For today’s lesson, I’ll just stick to 4/4 time – it’s the most common time signature in modern music. The first four means that there are four beats to one measure, and the second four means that a quater note takes up one of those beats. If that’s a bit confusing, all you really need to know is that you count out 4/4 time, just count to four.
One, Two, Three, Four
That’s one measure.
The BPM (beats per minute) of a song tells you how fast you count. If a song is 100 BPM, the speed is such that there would be 100 beats in one minute. And if you’re in 4/4 time, each of those beats would be a quarter note.
To count 4/4 time, just count to four. Each of those counts (1, 2, 3, 4) is a quarter note. Another way to count is with your feet. Just tap your foot so that your toe hits the ground with each count.

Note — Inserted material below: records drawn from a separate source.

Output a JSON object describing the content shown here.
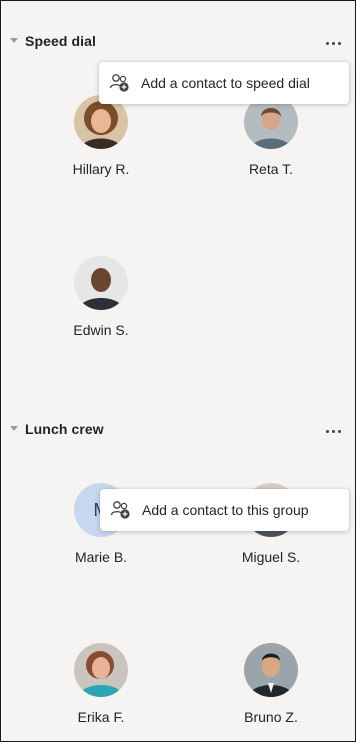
{
  "speed_dial": {
    "title": "Speed dial",
    "tooltip": "Add a contact to speed dial",
    "contacts": [
      {
        "name": "Hillary R.",
        "avatar": "photo-woman-curly-hair"
      },
      {
        "name": "Reta T.",
        "avatar": "photo-woman-office"
      },
      {
        "name": "Edwin S.",
        "avatar": "photo-man-smiling"
      }
    ]
  },
  "lunch_crew": {
    "title": "Lunch crew",
    "tooltip": "Add a contact to this group",
    "contacts": [
      {
        "name": "Marie B.",
        "avatar": "initial-avatar",
        "initial": "M"
      },
      {
        "name": "Miguel S.",
        "avatar": "photo-man"
      },
      {
        "name": "Erika F.",
        "avatar": "photo-woman-teal-top"
      },
      {
        "name": "Bruno Z.",
        "avatar": "photo-man-suit"
      }
    ]
  },
  "icons": {
    "section_toggle": "chevron-down-icon",
    "more_options": "more-options-icon",
    "add_contact": "add-contact-icon"
  },
  "colors": {
    "background": "#f5f4f2",
    "text": "#242424",
    "initial_avatar_bg": "#c7d7ee"
  }
}
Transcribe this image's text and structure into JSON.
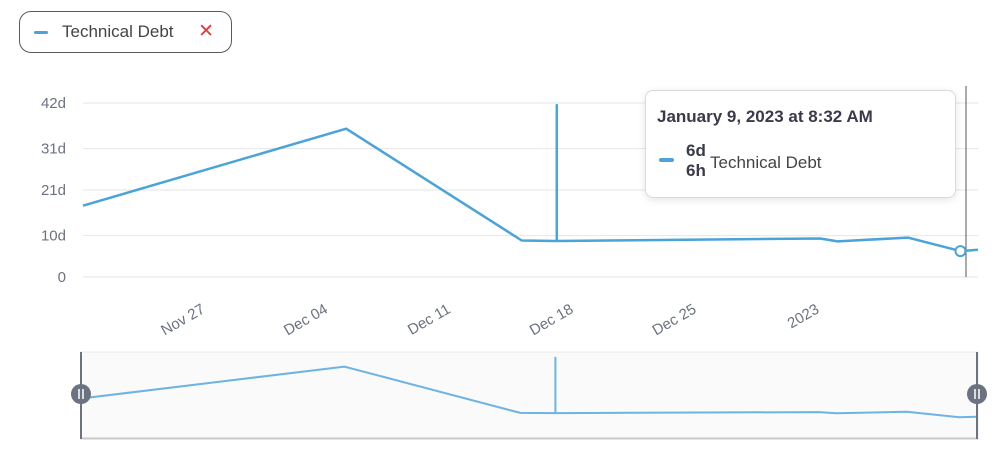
{
  "legend": {
    "label": "Technical Debt",
    "close_glyph": "✕",
    "close_icon": "close-icon"
  },
  "tooltip": {
    "title": "January 9, 2023 at 8:32 AM",
    "value": "6d 6h",
    "series": "Technical Debt"
  },
  "colors": {
    "series": "#4aa3d9",
    "navigator_line": "#6db3e3",
    "handle": "#6b7280",
    "grid": "#e6e6e6",
    "close": "#e03a3a"
  },
  "chart_data": {
    "type": "line",
    "title": "",
    "xlabel": "",
    "ylabel": "",
    "y_unit": "days",
    "ylim": [
      0,
      42
    ],
    "y_ticks": [
      0,
      10,
      21,
      31,
      42
    ],
    "y_tick_labels": [
      "0",
      "10d",
      "21d",
      "31d",
      "42d"
    ],
    "x_range": [
      "2022-11-20",
      "2023-01-10"
    ],
    "x_ticks": [
      "2022-11-27",
      "2022-12-04",
      "2022-12-11",
      "2022-12-18",
      "2022-12-25",
      "2023-01-01"
    ],
    "x_tick_labels": [
      "Nov 27",
      "Dec 04",
      "Dec 11",
      "Dec 18",
      "Dec 25",
      "2023"
    ],
    "grid": true,
    "series": [
      {
        "name": "Technical Debt",
        "points": [
          [
            "2022-11-20",
            17.2
          ],
          [
            "2022-12-05",
            35.8
          ],
          [
            "2022-12-15",
            8.8
          ],
          [
            "2022-12-17",
            8.7
          ],
          [
            "2022-12-17",
            41.5
          ],
          [
            "2022-12-17",
            8.7
          ],
          [
            "2023-01-01",
            9.3
          ],
          [
            "2023-01-02",
            8.6
          ],
          [
            "2023-01-06",
            9.5
          ],
          [
            "2023-01-09",
            6.25
          ],
          [
            "2023-01-10",
            6.6
          ]
        ]
      }
    ],
    "highlight": {
      "x": "2023-01-09",
      "y": 6.25
    }
  }
}
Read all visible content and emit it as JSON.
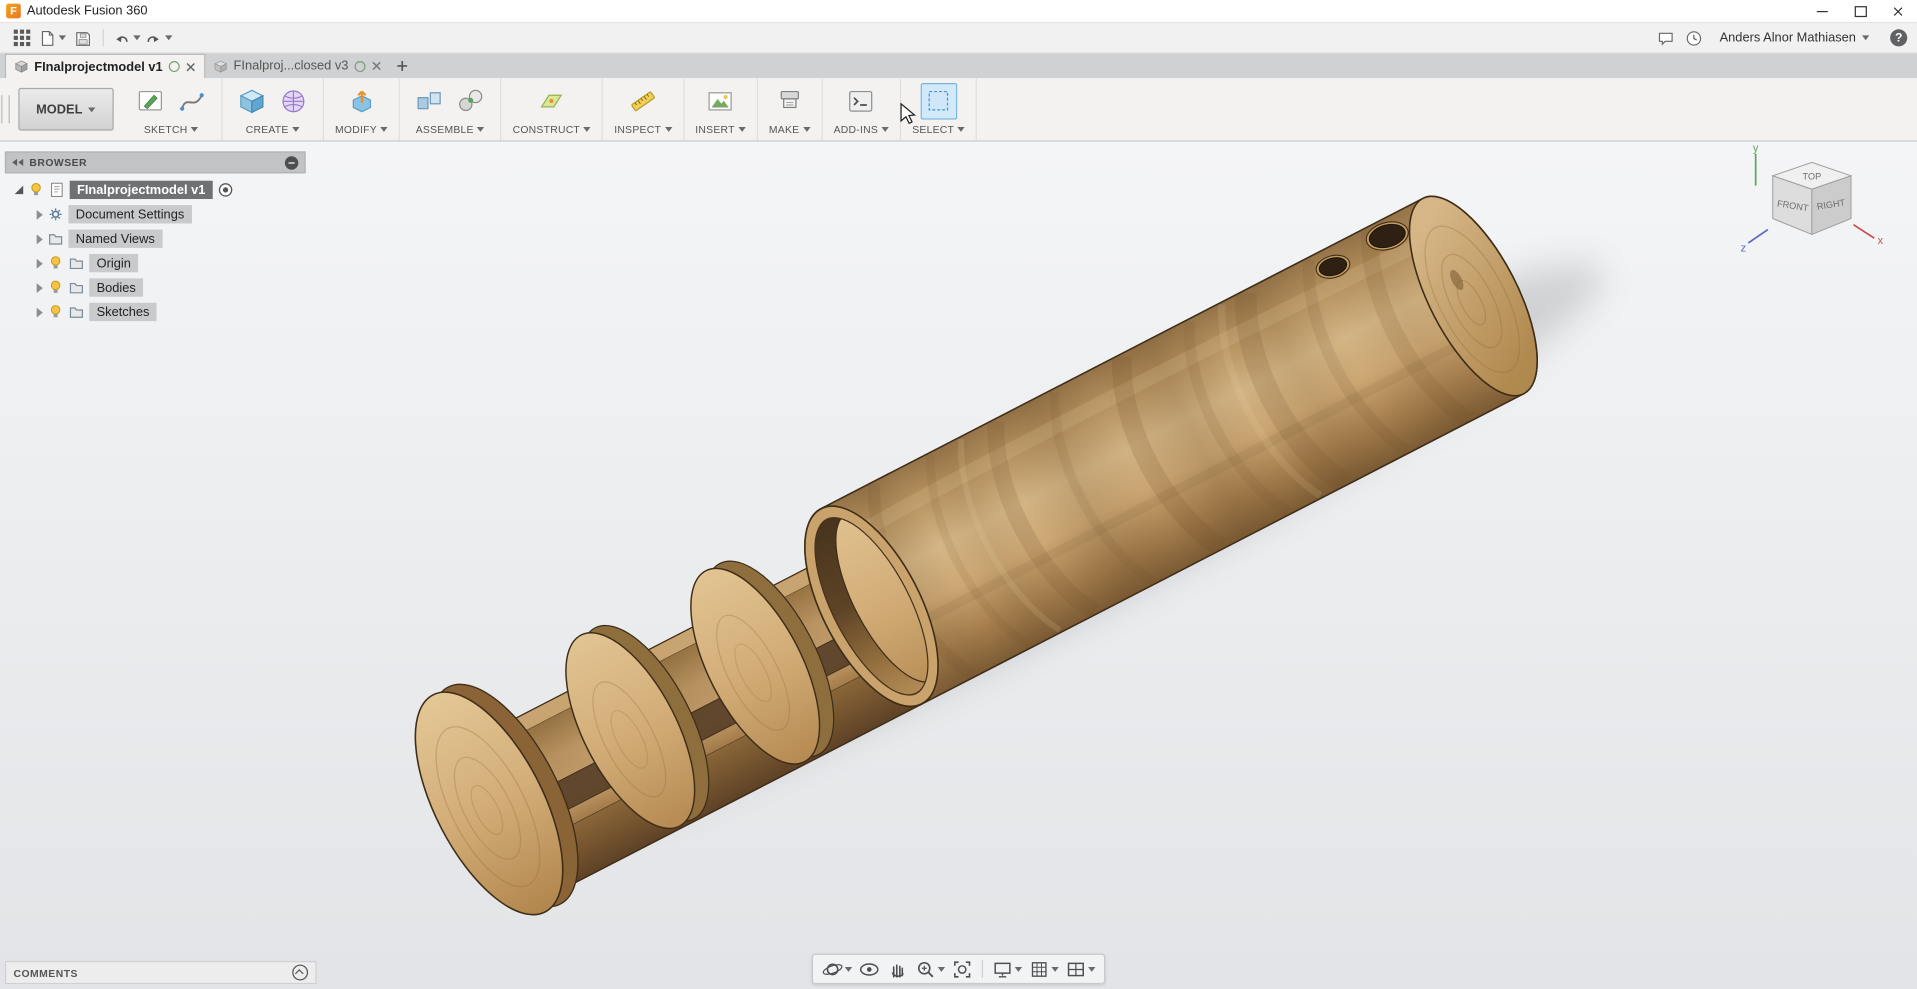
{
  "window": {
    "title": "Autodesk Fusion 360",
    "logo_text": "F"
  },
  "quickbar": {
    "user": "Anders Alnor Mathiasen",
    "help_glyph": "?"
  },
  "tabs": {
    "items": [
      {
        "label": "FInalprojectmodel v1"
      },
      {
        "label": "FInalproj...closed v3"
      }
    ]
  },
  "ribbon": {
    "workspace": "MODEL",
    "groups": [
      {
        "label": "SKETCH"
      },
      {
        "label": "CREATE"
      },
      {
        "label": "MODIFY"
      },
      {
        "label": "ASSEMBLE"
      },
      {
        "label": "CONSTRUCT"
      },
      {
        "label": "INSPECT"
      },
      {
        "label": "INSERT"
      },
      {
        "label": "MAKE"
      },
      {
        "label": "ADD-INS"
      },
      {
        "label": "SELECT"
      }
    ]
  },
  "browser": {
    "header": "BROWSER",
    "root_label": "FInalprojectmodel v1",
    "items": [
      {
        "label": "Document Settings"
      },
      {
        "label": "Named Views"
      },
      {
        "label": "Origin"
      },
      {
        "label": "Bodies"
      },
      {
        "label": "Sketches"
      }
    ]
  },
  "viewcube": {
    "top": "TOP",
    "front": "FRONT",
    "right": "RIGHT",
    "x": "x",
    "y": "y",
    "z": "z"
  },
  "comments": {
    "label": "COMMENTS"
  },
  "colors": {
    "accent_blue": "#3f96d2",
    "wood_light": "#d7b887",
    "wood_mid": "#c09a66",
    "wood_dark": "#7b5a34",
    "canvas_top": "#f4f5f6",
    "canvas_bottom": "#e2e4e7",
    "shadow": "#5f5f66"
  }
}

The next subdivision is 8th notes – there are 8 of them in each measure. We use the word ‘and’ to count them. So, it would count like this: One and Two and Three and Four and. When you tap your foot, the ‘ands’ are when your toe comes up.
Next are 16th notes – there are 16 of these. We count them like this: One e and a Two e and a Three e and a Four e and a. (That’s Eeee and Uh sounds).
If you’re just beginning, the first exercise you should practice is to do a down-strum on each beat (or quarter note). So, the strumming pattern would look like this:
1 2 3 4 ,... d d d d ,...
Try changing chords every measure, or after every four down-strums. If you have to pause to change chords, that’s ok – just keep practicing and eventually your chord changes will happen in time.
The next pattern you might try looks like this:
1 2 3 4 ,... d udud udud du,...
Half note pattern: when a chord only lasts half of a measure, and easy way to strum it goes like this:
1 2 3 4 ,... d d d dud d d du,...
Try to do most of the strumming in your wrist and keep your elbow fairly motionless. This will help you strum faster and more accurately.
Try to keep your hand moving fluidly. I typically keep the motion of my hand steady with up-downs in 16th note motion, and then just strum where you want the pattern to be. This is a bit more advanced, but once you tackle it, your strumming will become much more fluid.